The task:
Here the job is to print all of the entries below verbatim and leave out any picture.

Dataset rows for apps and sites

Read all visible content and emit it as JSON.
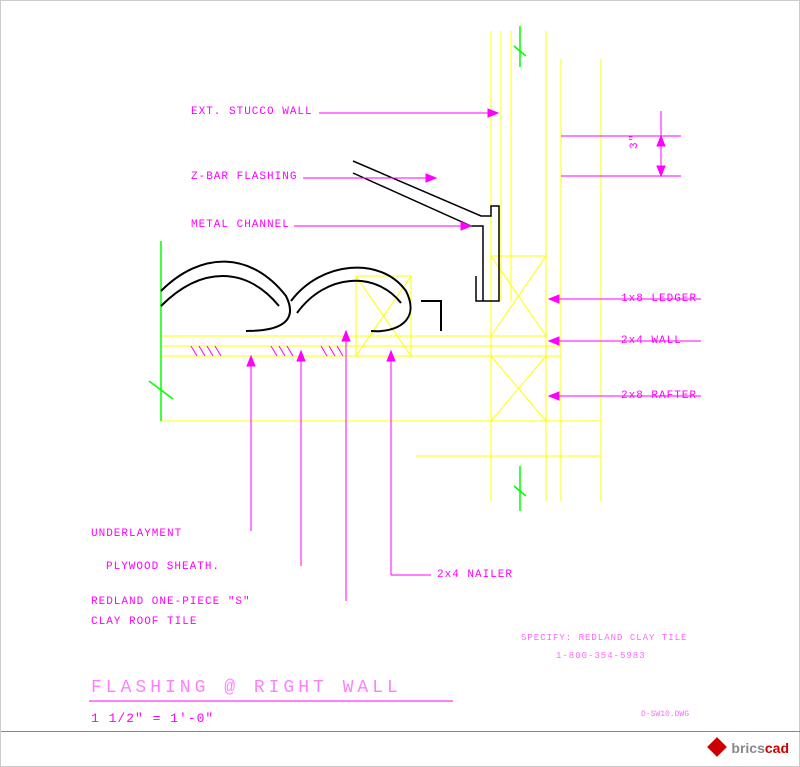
{
  "labels": {
    "ext_stucco": "EXT. STUCCO WALL",
    "z_bar": "Z-BAR FLASHING",
    "metal_channel": "METAL CHANNEL",
    "ledger": "1x8 LEDGER",
    "wall_2x4": "2x4 WALL",
    "rafter": "2x8 RAFTER",
    "nailer": "2x4 NAILER",
    "underlayment": "UNDERLAYMENT",
    "plywood": "PLYWOOD SHEATH.",
    "tile1": "REDLAND ONE-PIECE \"S\"",
    "tile2": "CLAY ROOF TILE",
    "dim3": "3\""
  },
  "title": "FLASHING  @  RIGHT  WALL",
  "scale": "1 1/2\" = 1'-0\"",
  "spec": "SPECIFY: REDLAND CLAY TILE",
  "phone": "1-800-354-5983",
  "dwg": "D-SW10.DWG",
  "brand": {
    "b": "brics",
    "c": "cad"
  },
  "colors": {
    "leader": "#ff00ff",
    "construction": "#ffff00",
    "break": "#00ff00",
    "profile": "#000000"
  }
}
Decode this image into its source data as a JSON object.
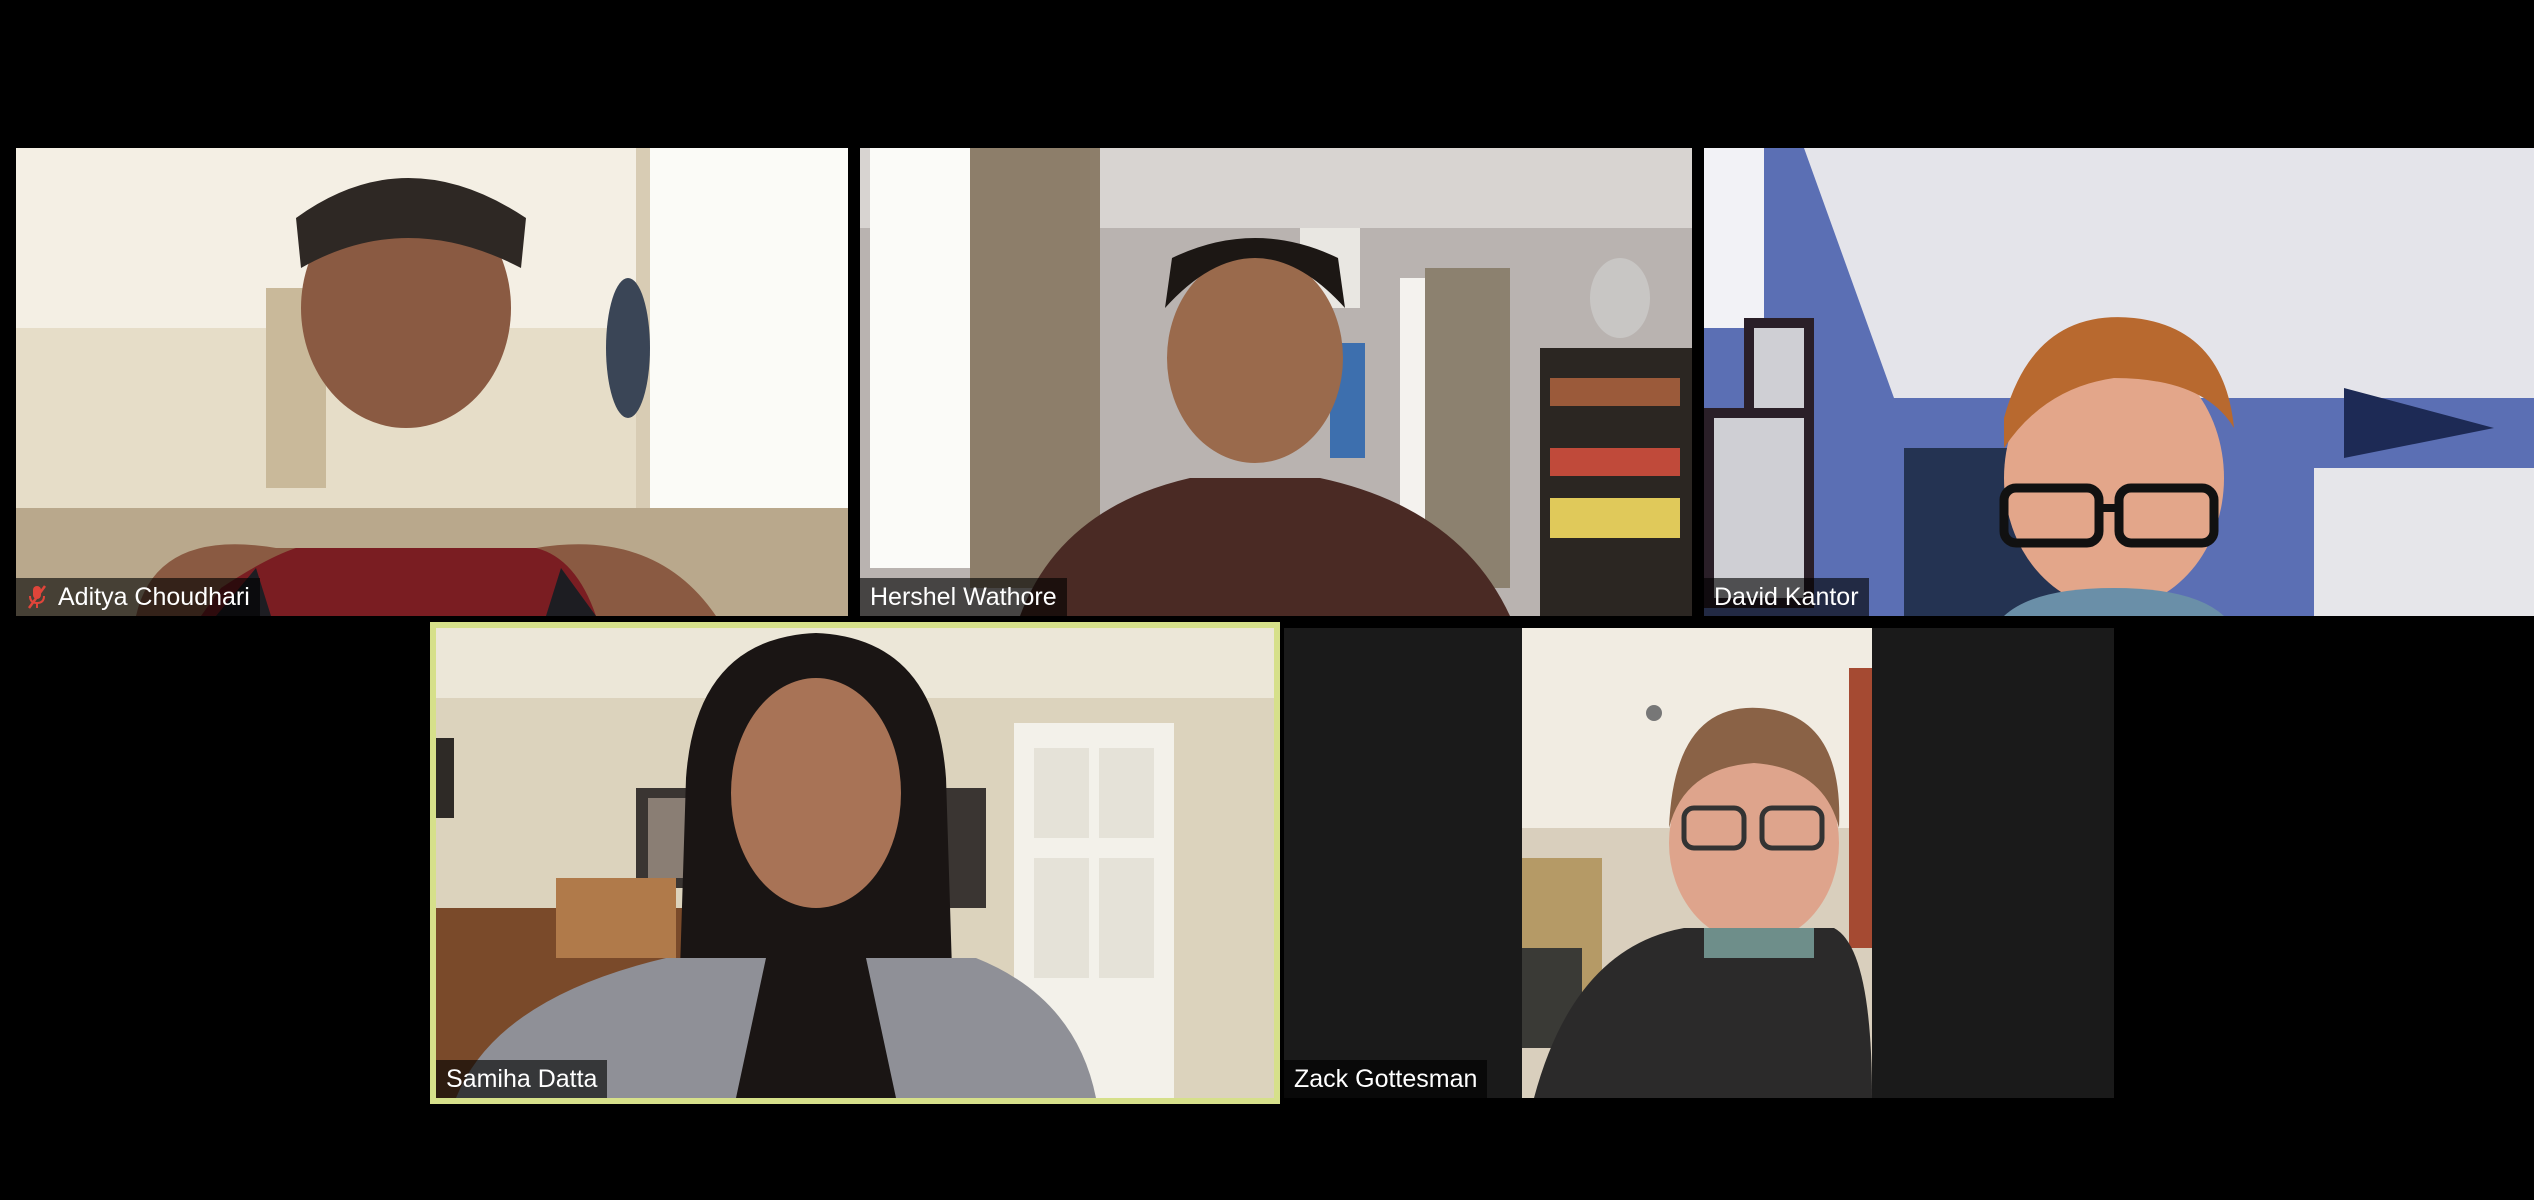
{
  "participants": [
    {
      "name": "Aditya Choudhari",
      "muted": true,
      "icon": "muted-microphone-icon"
    },
    {
      "name": "Hershel Wathore",
      "muted": false
    },
    {
      "name": "David Kantor",
      "muted": false
    },
    {
      "name": "Samiha Datta",
      "muted": false,
      "active_speaker": true
    },
    {
      "name": "Zack Gottesman",
      "muted": false
    }
  ],
  "colors": {
    "background": "#000000",
    "active_speaker_border": "#d6e08a",
    "mute_icon": "#e0453a",
    "tile_placeholder": "#1a1a1a"
  }
}
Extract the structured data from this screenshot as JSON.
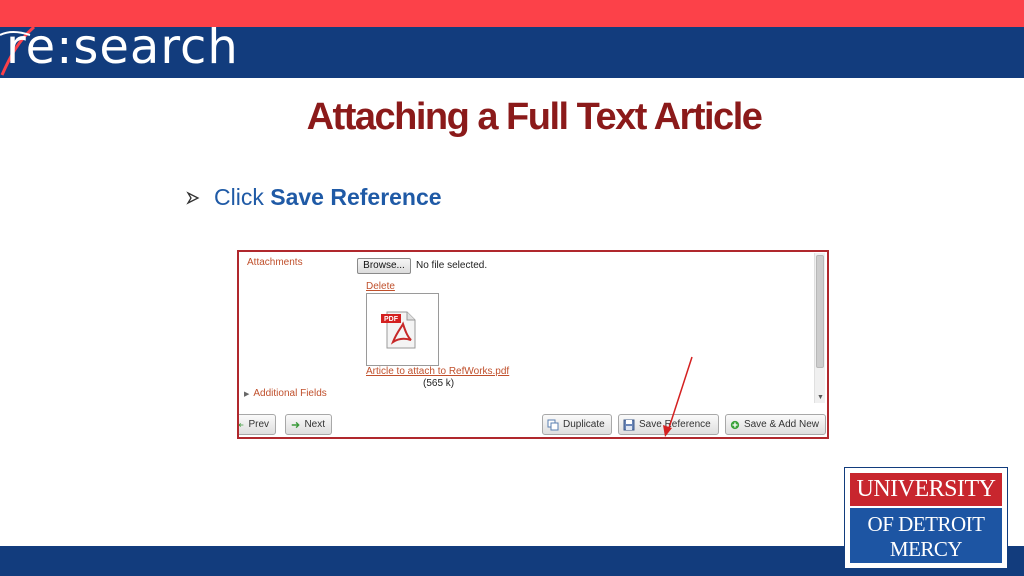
{
  "header": {
    "logo_text": "re:search"
  },
  "slide": {
    "title": "Attaching a Full Text Article",
    "bullet_prefix": "Click",
    "bullet_emphasis": "Save Reference"
  },
  "form": {
    "attachments_label": "Attachments",
    "browse_label": "Browse...",
    "no_file_text": "No file selected.",
    "delete_label": "Delete",
    "file_name": "Article to attach to RefWorks.pdf",
    "file_size": "(565 k)",
    "additional_fields_label": "Additional Fields"
  },
  "buttons": {
    "prev_label": "Prev",
    "next_label": "Next",
    "duplicate_label": "Duplicate",
    "save_reference_label": "Save Reference",
    "save_add_new_label": "Save & Add New"
  },
  "university_logo": {
    "line1": "UNIVERSITY",
    "line2": "OF DETROIT",
    "line3": "MERCY"
  },
  "colors": {
    "top_stripe": "#fc4149",
    "header_band": "#123c7d",
    "title": "#8b1a1a",
    "bullet_text": "#1f5aa6",
    "link_orange": "#c0502c",
    "callout_arrow": "#d42020"
  }
}
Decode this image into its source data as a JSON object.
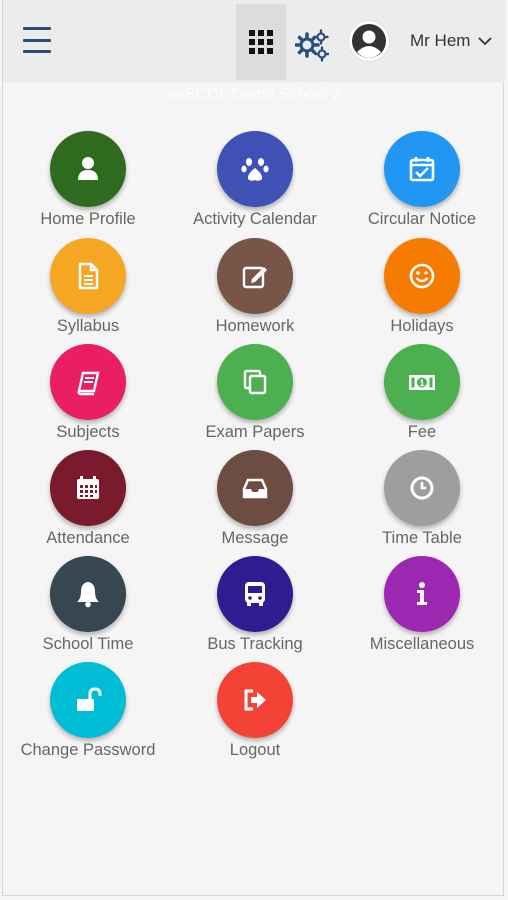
{
  "header": {
    "menu_icon": "hamburger-icon",
    "apps_icon": "grid-icon",
    "settings_icon": "gears-icon",
    "user_name": "Mr Hem",
    "avatar_icon": "user-avatar-icon",
    "dropdown_icon": "chevron-down-icon",
    "colors": {
      "bar": "#ececec",
      "icon": "#2b4c7e"
    }
  },
  "school": {
    "name": "eeSCOL Demo School 2"
  },
  "menu": {
    "items": [
      {
        "label": "Home Profile",
        "icon": "user-icon",
        "color": "#2e6b1e"
      },
      {
        "label": "Activity Calendar",
        "icon": "paw-icon",
        "color": "#3f51b5"
      },
      {
        "label": "Circular Notice",
        "icon": "calendar-check-icon",
        "color": "#2196f3"
      },
      {
        "label": "Syllabus",
        "icon": "document-icon",
        "color": "#f5a623"
      },
      {
        "label": "Homework",
        "icon": "edit-icon",
        "color": "#795548"
      },
      {
        "label": "Holidays",
        "icon": "smile-icon",
        "color": "#f57c00"
      },
      {
        "label": "Subjects",
        "icon": "book-icon",
        "color": "#e91e63"
      },
      {
        "label": "Exam Papers",
        "icon": "copy-icon",
        "color": "#4caf50"
      },
      {
        "label": "Fee",
        "icon": "money-icon",
        "color": "#4caf50"
      },
      {
        "label": "Attendance",
        "icon": "calendar-icon",
        "color": "#7b1a2c"
      },
      {
        "label": "Message",
        "icon": "inbox-icon",
        "color": "#6d4c41"
      },
      {
        "label": "Time Table",
        "icon": "clock-icon",
        "color": "#9e9e9e"
      },
      {
        "label": "School Time",
        "icon": "bell-icon",
        "color": "#37474f"
      },
      {
        "label": "Bus Tracking",
        "icon": "bus-icon",
        "color": "#311b92"
      },
      {
        "label": "Miscellaneous",
        "icon": "info-icon",
        "color": "#9c27b0"
      },
      {
        "label": "Change Password",
        "icon": "unlock-icon",
        "color": "#00bcd4"
      },
      {
        "label": "Logout",
        "icon": "logout-icon",
        "color": "#f44336"
      }
    ]
  }
}
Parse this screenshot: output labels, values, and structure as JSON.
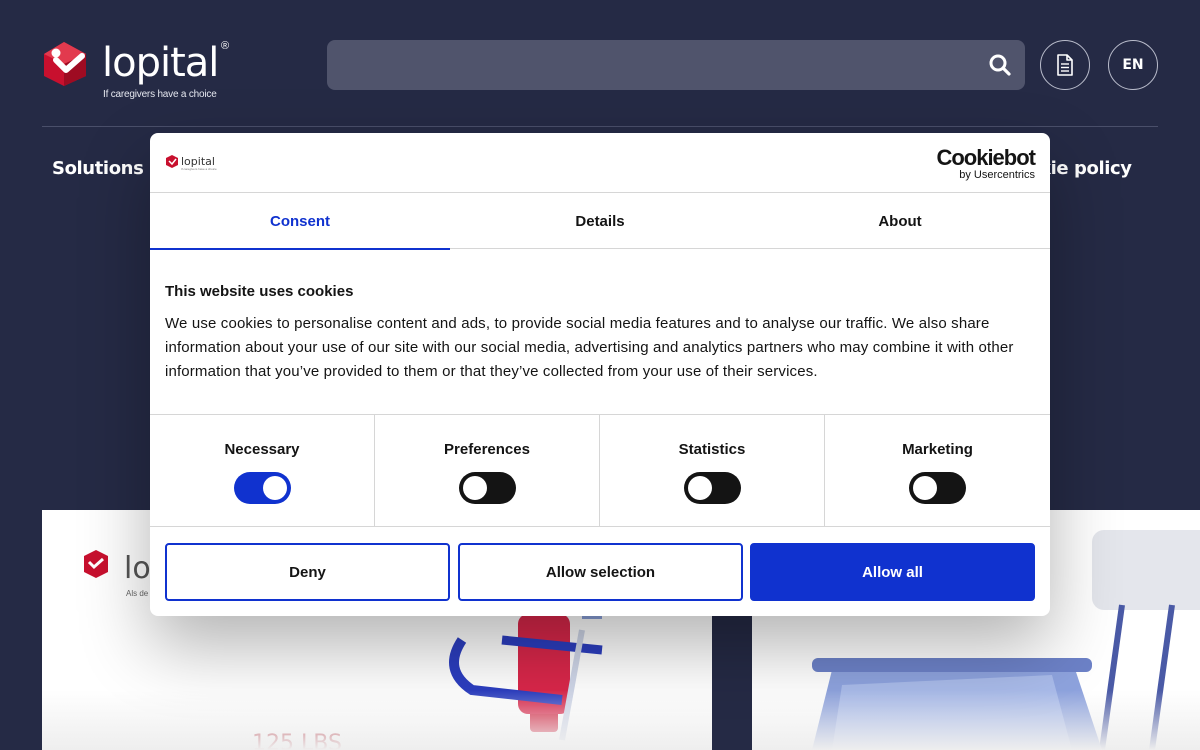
{
  "header": {
    "logo_text": "lopital",
    "logo_registered": "®",
    "tagline": "If caregivers have a choice",
    "search": {
      "value": "",
      "placeholder": ""
    },
    "icons": {
      "search": "search-icon",
      "document": "document-icon"
    },
    "language": "EN"
  },
  "nav": {
    "solutions": "Solutions",
    "cookie_policy": "kie policy"
  },
  "background_cards": {
    "left_logo_partial": "lo",
    "left_tagline_partial": "Als de z",
    "left_caption_partial": "125 LBS"
  },
  "cookie_dialog": {
    "brand_name": "Cookiebot",
    "brand_sub": "by Usercentrics",
    "tabs": [
      {
        "label": "Consent",
        "active": true
      },
      {
        "label": "Details",
        "active": false
      },
      {
        "label": "About",
        "active": false
      }
    ],
    "title": "This website uses cookies",
    "text": "We use cookies to personalise content and ads, to provide social media features and to analyse our traffic. We also share information about your use of our site with our social media, advertising and analytics partners who may combine it with other information that you’ve provided to them or that they’ve collected from your use of their services.",
    "categories": [
      {
        "label": "Necessary",
        "enabled": true
      },
      {
        "label": "Preferences",
        "enabled": false
      },
      {
        "label": "Statistics",
        "enabled": false
      },
      {
        "label": "Marketing",
        "enabled": false
      }
    ],
    "buttons": {
      "deny": "Deny",
      "allow_selection": "Allow selection",
      "allow_all": "Allow all"
    }
  },
  "colors": {
    "page_bg": "#252a45",
    "accent_blue": "#1032cf",
    "brand_red": "#c8102e",
    "search_bg": "#50546c"
  }
}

Exercise response:
Read all visible content and emit it as JSON.
{
  "labels": {
    "ext_stucco": "EXT. STUCCO WALL",
    "z_bar": "Z-BAR FLASHING",
    "metal_channel": "METAL CHANNEL",
    "ledger": "1x8 LEDGER",
    "wall_2x4": "2x4 WALL",
    "rafter": "2x8 RAFTER",
    "nailer": "2x4 NAILER",
    "underlayment": "UNDERLAYMENT",
    "plywood": "PLYWOOD SHEATH.",
    "tile1": "REDLAND ONE-PIECE \"S\"",
    "tile2": "CLAY ROOF TILE",
    "dim3": "3\""
  },
  "title": "FLASHING  @  RIGHT  WALL",
  "scale": "1 1/2\" = 1'-0\"",
  "spec": "SPECIFY: REDLAND CLAY TILE",
  "phone": "1-800-354-5983",
  "dwg": "D-SW10.DWG",
  "brand": {
    "b": "brics",
    "c": "cad"
  },
  "colors": {
    "leader": "#ff00ff",
    "construction": "#ffff00",
    "break": "#00ff00",
    "profile": "#000000"
  }
}
Decode this image into its source data as a JSON object.
{
  "participants": [
    {
      "name": "Aditya Choudhari",
      "muted": true,
      "icon": "muted-microphone-icon"
    },
    {
      "name": "Hershel Wathore",
      "muted": false
    },
    {
      "name": "David Kantor",
      "muted": false
    },
    {
      "name": "Samiha Datta",
      "muted": false,
      "active_speaker": true
    },
    {
      "name": "Zack Gottesman",
      "muted": false
    }
  ],
  "colors": {
    "background": "#000000",
    "active_speaker_border": "#d6e08a",
    "mute_icon": "#e0453a",
    "tile_placeholder": "#1a1a1a"
  }
}
Extract the structured data from this screenshot as JSON.
{
  "header": {
    "logo_text": "re:search"
  },
  "slide": {
    "title": "Attaching a Full Text Article",
    "bullet_prefix": "Click",
    "bullet_emphasis": "Save Reference"
  },
  "form": {
    "attachments_label": "Attachments",
    "browse_label": "Browse...",
    "no_file_text": "No file selected.",
    "delete_label": "Delete",
    "file_name": "Article to attach to RefWorks.pdf",
    "file_size": "(565 k)",
    "additional_fields_label": "Additional Fields"
  },
  "buttons": {
    "prev_label": "Prev",
    "next_label": "Next",
    "duplicate_label": "Duplicate",
    "save_reference_label": "Save Reference",
    "save_add_new_label": "Save & Add New"
  },
  "university_logo": {
    "line1": "UNIVERSITY",
    "line2": "OF DETROIT",
    "line3": "MERCY"
  },
  "colors": {
    "top_stripe": "#fc4149",
    "header_band": "#123c7d",
    "title": "#8b1a1a",
    "bullet_text": "#1f5aa6",
    "link_orange": "#c0502c",
    "callout_arrow": "#d42020"
  }
}
Decode this image into its source data as a JSON object.
{
  "header": {
    "menu_icon": "hamburger-icon",
    "apps_icon": "grid-icon",
    "settings_icon": "gears-icon",
    "user_name": "Mr Hem",
    "avatar_icon": "user-avatar-icon",
    "dropdown_icon": "chevron-down-icon",
    "colors": {
      "bar": "#ececec",
      "icon": "#2b4c7e"
    }
  },
  "school": {
    "name": "eeSCOL Demo School 2"
  },
  "menu": {
    "items": [
      {
        "label": "Home Profile",
        "icon": "user-icon",
        "color": "#2e6b1e"
      },
      {
        "label": "Activity Calendar",
        "icon": "paw-icon",
        "color": "#3f51b5"
      },
      {
        "label": "Circular Notice",
        "icon": "calendar-check-icon",
        "color": "#2196f3"
      },
      {
        "label": "Syllabus",
        "icon": "document-icon",
        "color": "#f5a623"
      },
      {
        "label": "Homework",
        "icon": "edit-icon",
        "color": "#795548"
      },
      {
        "label": "Holidays",
        "icon": "smile-icon",
        "color": "#f57c00"
      },
      {
        "label": "Subjects",
        "icon": "book-icon",
        "color": "#e91e63"
      },
      {
        "label": "Exam Papers",
        "icon": "copy-icon",
        "color": "#4caf50"
      },
      {
        "label": "Fee",
        "icon": "money-icon",
        "color": "#4caf50"
      },
      {
        "label": "Attendance",
        "icon": "calendar-icon",
        "color": "#7b1a2c"
      },
      {
        "label": "Message",
        "icon": "inbox-icon",
        "color": "#6d4c41"
      },
      {
        "label": "Time Table",
        "icon": "clock-icon",
        "color": "#9e9e9e"
      },
      {
        "label": "School Time",
        "icon": "bell-icon",
        "color": "#37474f"
      },
      {
        "label": "Bus Tracking",
        "icon": "bus-icon",
        "color": "#311b92"
      },
      {
        "label": "Miscellaneous",
        "icon": "info-icon",
        "color": "#9c27b0"
      },
      {
        "label": "Change Password",
        "icon": "unlock-icon",
        "color": "#00bcd4"
      },
      {
        "label": "Logout",
        "icon": "logout-icon",
        "color": "#f44336"
      }
    ]
  }
}
Parse this screenshot: output labels, values, and structure as JSON.
{
  "header": {
    "logo_text": "lopital",
    "logo_registered": "®",
    "tagline": "If caregivers have a choice",
    "search": {
      "value": "",
      "placeholder": ""
    },
    "icons": {
      "search": "search-icon",
      "document": "document-icon"
    },
    "language": "EN"
  },
  "nav": {
    "solutions": "Solutions",
    "cookie_policy": "kie policy"
  },
  "background_cards": {
    "left_logo_partial": "lo",
    "left_tagline_partial": "Als de z",
    "left_caption_partial": "125 LBS"
  },
  "cookie_dialog": {
    "brand_name": "Cookiebot",
    "brand_sub": "by Usercentrics",
    "tabs": [
      {
        "label": "Consent",
        "active": true
      },
      {
        "label": "Details",
        "active": false
      },
      {
        "label": "About",
        "active": false
      }
    ],
    "title": "This website uses cookies",
    "text": "We use cookies to personalise content and ads, to provide social media features and to analyse our traffic. We also share information about your use of our site with our social media, advertising and analytics partners who may combine it with other information that you’ve provided to them or that they’ve collected from your use of their services.",
    "categories": [
      {
        "label": "Necessary",
        "enabled": true
      },
      {
        "label": "Preferences",
        "enabled": false
      },
      {
        "label": "Statistics",
        "enabled": false
      },
      {
        "label": "Marketing",
        "enabled": false
      }
    ],
    "buttons": {
      "deny": "Deny",
      "allow_selection": "Allow selection",
      "allow_all": "Allow all"
    }
  },
  "colors": {
    "page_bg": "#252a45",
    "accent_blue": "#1032cf",
    "brand_red": "#c8102e",
    "search_bg": "#50546c"
  }
}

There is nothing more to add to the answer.